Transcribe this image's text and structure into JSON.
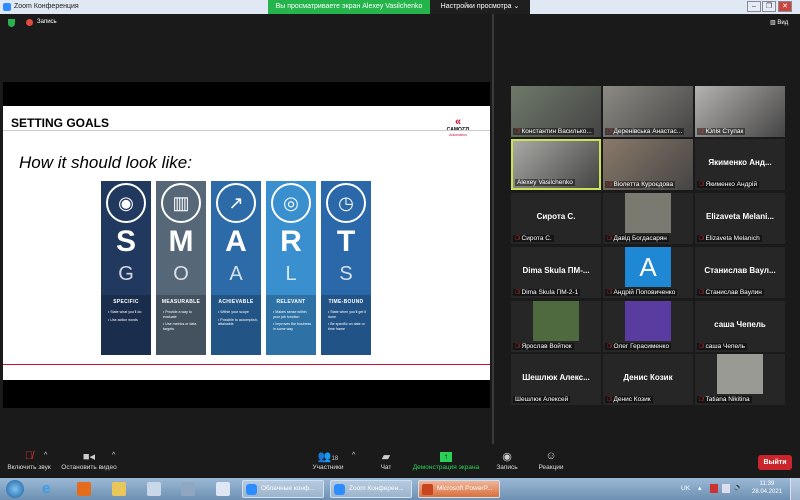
{
  "window": {
    "title": "Zoom Конференция",
    "banner": "Вы просматриваете экран Alexey Vasilchenko",
    "view_options": "Настройки просмотра ⌄",
    "minimize": "–",
    "maximize": "❐",
    "close": "✕"
  },
  "topbar": {
    "recording": "Запись",
    "view": "Вид"
  },
  "slide": {
    "title": "SETTING GOALS",
    "logo": "CAMOZZI",
    "logo_sub": "Automation",
    "subtitle": "How it should look like:",
    "pillars": [
      {
        "icon": "◉",
        "letter": "S",
        "word": "G",
        "label": "SPECIFIC",
        "bullets": [
          "State what you'll do",
          "Use action words"
        ],
        "color": "#22395f"
      },
      {
        "icon": "▥",
        "letter": "M",
        "word": "O",
        "label": "MEASURABLE",
        "bullets": [
          "Provide a way to evaluate",
          "Use metrics or data targets"
        ],
        "color": "#566778"
      },
      {
        "icon": "↗",
        "letter": "A",
        "word": "A",
        "label": "ACHIEVABLE",
        "bullets": [
          "Within your scope",
          "Possible to accomplish, attainable"
        ],
        "color": "#2c6aa8"
      },
      {
        "icon": "◎",
        "letter": "R",
        "word": "L",
        "label": "RELEVANT",
        "bullets": [
          "Makes sense within your job function",
          "Improves the business in some way"
        ],
        "color": "#3a8fcf"
      },
      {
        "icon": "◷",
        "letter": "T",
        "word": "S",
        "label": "TIME-BOUND",
        "bullets": [
          "State when you'll get it done",
          "Be specific on date or time frame"
        ],
        "color": "#2b68a9"
      }
    ]
  },
  "participants": [
    {
      "name": "Константин Василько...",
      "muted": true,
      "video": "#6f7a6a"
    },
    {
      "name": "Деренівська Анастас...",
      "muted": true,
      "video": "#8d8a84"
    },
    {
      "name": "Юлія Ступак",
      "muted": true,
      "video": "#b5b3b0"
    },
    {
      "name": "Alexey Vasilchenko",
      "muted": false,
      "video": "#a8a8a4",
      "active": true
    },
    {
      "name": "Віолетта Куроєдова",
      "muted": true,
      "video": "#8a7a6a"
    },
    {
      "name": "Якименко Андрій",
      "center": "Якименко Анд...",
      "muted": true
    },
    {
      "name": "Сирота С.",
      "center": "Сирота С.",
      "muted": true
    },
    {
      "name": "Давід Богдасарян",
      "muted": true,
      "avatar": "#7a7a70"
    },
    {
      "name": "Elizaveta Melanich",
      "center": "Elizaveta Melani...",
      "muted": true
    },
    {
      "name": "Dima Skula ПМ-2-1",
      "center": "Dima Skula ПМ-...",
      "muted": true
    },
    {
      "name": "Андрій Поповиченко",
      "muted": true,
      "avatar": "#1e88d4",
      "avatar_letter": "A"
    },
    {
      "name": "Станислав Ваулин",
      "center": "Станислав Ваул...",
      "muted": true
    },
    {
      "name": "Ярослав Войтюк",
      "muted": true,
      "avatar": "#4f6a3e"
    },
    {
      "name": "Олег Герасименко",
      "muted": true,
      "avatar": "#5a3ba0"
    },
    {
      "name": "саша Чепель",
      "center": "саша Чепель",
      "muted": true
    },
    {
      "name": "Шешлюк Алексей",
      "center": "Шешлюк Алекс...",
      "muted": false
    },
    {
      "name": "Денис Козик",
      "center": "Денис Козик",
      "muted": true
    },
    {
      "name": "Tatiana Nikitina",
      "muted": true,
      "avatar": "#9a9a94"
    }
  ],
  "toolbar": {
    "unmute": "Включить звук",
    "stop_video": "Остановить видео",
    "participants": "Участники",
    "participants_count": "18",
    "chat": "Чат",
    "share": "Демонстрация экрана",
    "record": "Запись",
    "reactions": "Реакции",
    "leave": "Выйти"
  },
  "taskbar": {
    "tasks": [
      "Облачные конф...",
      "Zoom Конферен...",
      "Microsoft PowerP..."
    ],
    "lang": "UK",
    "time": "11:39",
    "date": "28.04.2021"
  }
}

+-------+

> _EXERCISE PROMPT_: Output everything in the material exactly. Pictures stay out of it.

> _RESULT_:
Transcribe this image's text and structure into JSON.
{
  "window": {
    "title": "Zoom Конференция",
    "banner": "Вы просматриваете экран Alexey Vasilchenko",
    "view_options": "Настройки просмотра ⌄",
    "minimize": "–",
    "maximize": "❐",
    "close": "✕"
  },
  "topbar": {
    "recording": "Запись",
    "view": "Вид"
  },
  "slide": {
    "title": "SETTING GOALS",
    "logo": "CAMOZZI",
    "logo_sub": "Automation",
    "subtitle": "How it should look like:",
    "pillars": [
      {
        "icon": "◉",
        "letter": "S",
        "word": "G",
        "label": "SPECIFIC",
        "bullets": [
          "State what you'll do",
          "Use action words"
        ],
        "color": "#22395f"
      },
      {
        "icon": "▥",
        "letter": "M",
        "word": "O",
        "label": "MEASURABLE",
        "bullets": [
          "Provide a way to evaluate",
          "Use metrics or data targets"
        ],
        "color": "#566778"
      },
      {
        "icon": "↗",
        "letter": "A",
        "word": "A",
        "label": "ACHIEVABLE",
        "bullets": [
          "Within your scope",
          "Possible to accomplish, attainable"
        ],
        "color": "#2c6aa8"
      },
      {
        "icon": "◎",
        "letter": "R",
        "word": "L",
        "label": "RELEVANT",
        "bullets": [
          "Makes sense within your job function",
          "Improves the business in some way"
        ],
        "color": "#3a8fcf"
      },
      {
        "icon": "◷",
        "letter": "T",
        "word": "S",
        "label": "TIME-BOUND",
        "bullets": [
          "State when you'll get it done",
          "Be specific on date or time frame"
        ],
        "color": "#2b68a9"
      }
    ]
  },
  "participants": [
    {
      "name": "Константин Василько...",
      "muted": true,
      "video": "#6f7a6a"
    },
    {
      "name": "Деренівська Анастас...",
      "muted": true,
      "video": "#8d8a84"
    },
    {
      "name": "Юлія Ступак",
      "muted": true,
      "video": "#b5b3b0"
    },
    {
      "name": "Alexey Vasilchenko",
      "muted": false,
      "video": "#a8a8a4",
      "active": true
    },
    {
      "name": "Віолетта Куроєдова",
      "muted": true,
      "video": "#8a7a6a"
    },
    {
      "name": "Якименко Андрій",
      "center": "Якименко Анд...",
      "muted": true
    },
    {
      "name": "Сирота С.",
      "center": "Сирота С.",
      "muted": true
    },
    {
      "name": "Давід Богдасарян",
      "muted": true,
      "avatar": "#7a7a70"
    },
    {
      "name": "Elizaveta Melanich",
      "center": "Elizaveta Melani...",
      "muted": true
    },
    {
      "name": "Dima Skula ПМ-2-1",
      "center": "Dima Skula ПМ-...",
      "muted": true
    },
    {
      "name": "Андрій Поповиченко",
      "muted": true,
      "avatar": "#1e88d4",
      "avatar_letter": "A"
    },
    {
      "name": "Станислав Ваулин",
      "center": "Станислав Ваул...",
      "muted": true
    },
    {
      "name": "Ярослав Войтюк",
      "muted": true,
      "avatar": "#4f6a3e"
    },
    {
      "name": "Олег Герасименко",
      "muted": true,
      "avatar": "#5a3ba0"
    },
    {
      "name": "саша Чепель",
      "center": "саша Чепель",
      "muted": true
    },
    {
      "name": "Шешлюк Алексей",
      "center": "Шешлюк Алекс...",
      "muted": false
    },
    {
      "name": "Денис Козик",
      "center": "Денис Козик",
      "muted": true
    },
    {
      "name": "Tatiana Nikitina",
      "muted": true,
      "avatar": "#9a9a94"
    }
  ],
  "toolbar": {
    "unmute": "Включить звук",
    "stop_video": "Остановить видео",
    "participants": "Участники",
    "participants_count": "18",
    "chat": "Чат",
    "share": "Демонстрация экрана",
    "record": "Запись",
    "reactions": "Реакции",
    "leave": "Выйти"
  },
  "taskbar": {
    "tasks": [
      "Облачные конф...",
      "Zoom Конферен...",
      "Microsoft PowerP..."
    ],
    "lang": "UK",
    "time": "11:39",
    "date": "28.04.2021"
  }
}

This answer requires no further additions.